    There is no harm in eating below your BMR. BMR is just an number that represents some of the calories you burn throughout the day. To lose weight, you have to eat less than you burn, so the less active you are the more likely it is that you'll have to eat below BMR to lose weight.

    Other than that, yes, it is true that MFP doesn't include exercise calories in its calculations, because you don't know how much exercise you will do until you do it. You then log your exercise and MFP adds to your calorie goal so that your calorie deficit is constant.
  • joelschneider45066
    joelschneider45066 Posts: 76 Member
    ah - that's my mistake - thanks Sushi I hadnt noticed that ...
  • bpetrosky
    bpetrosky Posts: 3,911 Member
    malibu927 wrote: »
    Typically, and in line with the MFP approach that 500 would be an adjustment to your daily goal. You have to consider your activity level though too. For example, my TDEE/BMR is 2121, however MFP sets my daily goal to 1490 NET calories. Therefore if all i do is exist, my body should burn 2121 calories per day, and if I only eat 1490 I will lose weight at a good rate. If however I burn an additional 500 calories thru activity, then I can add that to my 1490 and still maintain the same deficit.

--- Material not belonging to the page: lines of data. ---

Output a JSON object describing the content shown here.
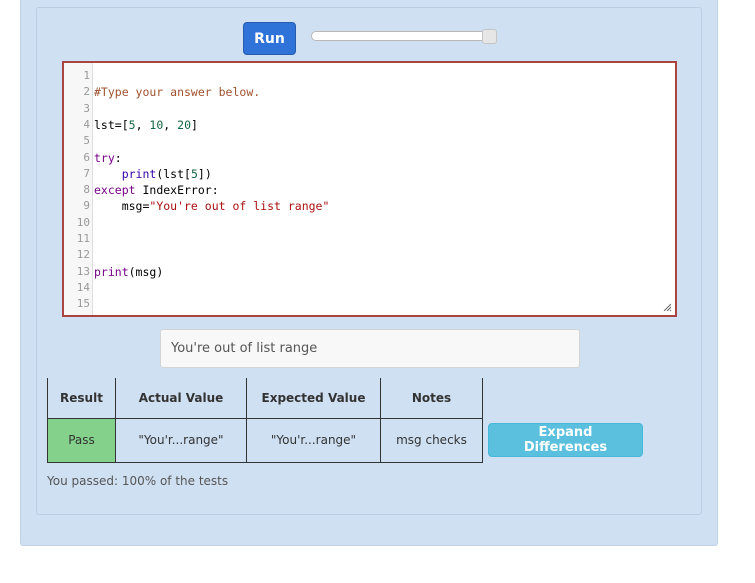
{
  "toolbar": {
    "run_label": "Run"
  },
  "slider": {
    "value_fraction": 1.0
  },
  "editor": {
    "lines": [
      {
        "n": "1",
        "tokens": []
      },
      {
        "n": "2",
        "tokens": [
          {
            "t": "#Type your answer below.",
            "c": "comment"
          }
        ]
      },
      {
        "n": "3",
        "tokens": []
      },
      {
        "n": "4",
        "tokens": [
          {
            "t": "lst=[",
            "c": ""
          },
          {
            "t": "5",
            "c": "num"
          },
          {
            "t": ", ",
            "c": ""
          },
          {
            "t": "10",
            "c": "num"
          },
          {
            "t": ", ",
            "c": ""
          },
          {
            "t": "20",
            "c": "num"
          },
          {
            "t": "]",
            "c": ""
          }
        ]
      },
      {
        "n": "5",
        "tokens": []
      },
      {
        "n": "6",
        "tokens": [
          {
            "t": "try",
            "c": "kw"
          },
          {
            "t": ":",
            "c": ""
          }
        ]
      },
      {
        "n": "7",
        "tokens": [
          {
            "t": "    ",
            "c": ""
          },
          {
            "t": "print",
            "c": "bi"
          },
          {
            "t": "(lst[",
            "c": ""
          },
          {
            "t": "5",
            "c": "num"
          },
          {
            "t": "])",
            "c": ""
          }
        ]
      },
      {
        "n": "8",
        "tokens": [
          {
            "t": "except",
            "c": "kw"
          },
          {
            "t": " IndexError:",
            "c": ""
          }
        ]
      },
      {
        "n": "9",
        "tokens": [
          {
            "t": "    msg=",
            "c": ""
          },
          {
            "t": "\"You're out of list range\"",
            "c": "str"
          }
        ]
      },
      {
        "n": "10",
        "tokens": []
      },
      {
        "n": "11",
        "tokens": []
      },
      {
        "n": "12",
        "tokens": []
      },
      {
        "n": "13",
        "tokens": [
          {
            "t": "print",
            "c": "kw"
          },
          {
            "t": "(msg)",
            "c": ""
          }
        ]
      },
      {
        "n": "14",
        "tokens": []
      },
      {
        "n": "15",
        "tokens": []
      }
    ]
  },
  "output": {
    "text": "You're out of list range"
  },
  "results": {
    "headers": [
      "Result",
      "Actual Value",
      "Expected Value",
      "Notes"
    ],
    "rows": [
      {
        "result": "Pass",
        "actual": "\"You'r...range\"",
        "expected": "\"You'r...range\"",
        "notes": "msg checks"
      }
    ]
  },
  "expand_label": "Expand Differences",
  "summary": "You passed: 100% of the tests",
  "colors": {
    "run": "#2f72d8",
    "pass": "#83d18b",
    "expand": "#5bc0de",
    "error_border": "#a94442",
    "panel": "#cfe0f3"
  }
}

    The only way your TDEE and BMR would be the same would be if you were in a coma. Also, I'm surprised MFP gave you a goal ten calories below its limit for men.

    OP, your goal is set without exercise. Therefore, when you exercise, you're expected to eat a portion of those calories back. Netting 1000 calories consistently can potentially cause some serious health risks in the future.

    MFP did that to me, too. I did a recalibrate and for my present weight/height, and asking for a 1.5 lb/wk deficit it gave me 1460. I'm not sure if that's by design or a bug.

    I went in and split the difference between 1.5 and 1.0, so still have a reasonable deficit and not going too low, but a lot of new folks wouldn't think to do that.
  • dalejason48
    dalejason48 Posts: 2 Member
    Liftng4Lis wrote: »
    No, MFP gives you a base and you earn extra through exercise. Remember, most only eat back a portion, to account for overestimations in burns and miscalculations in logging.

    This ^^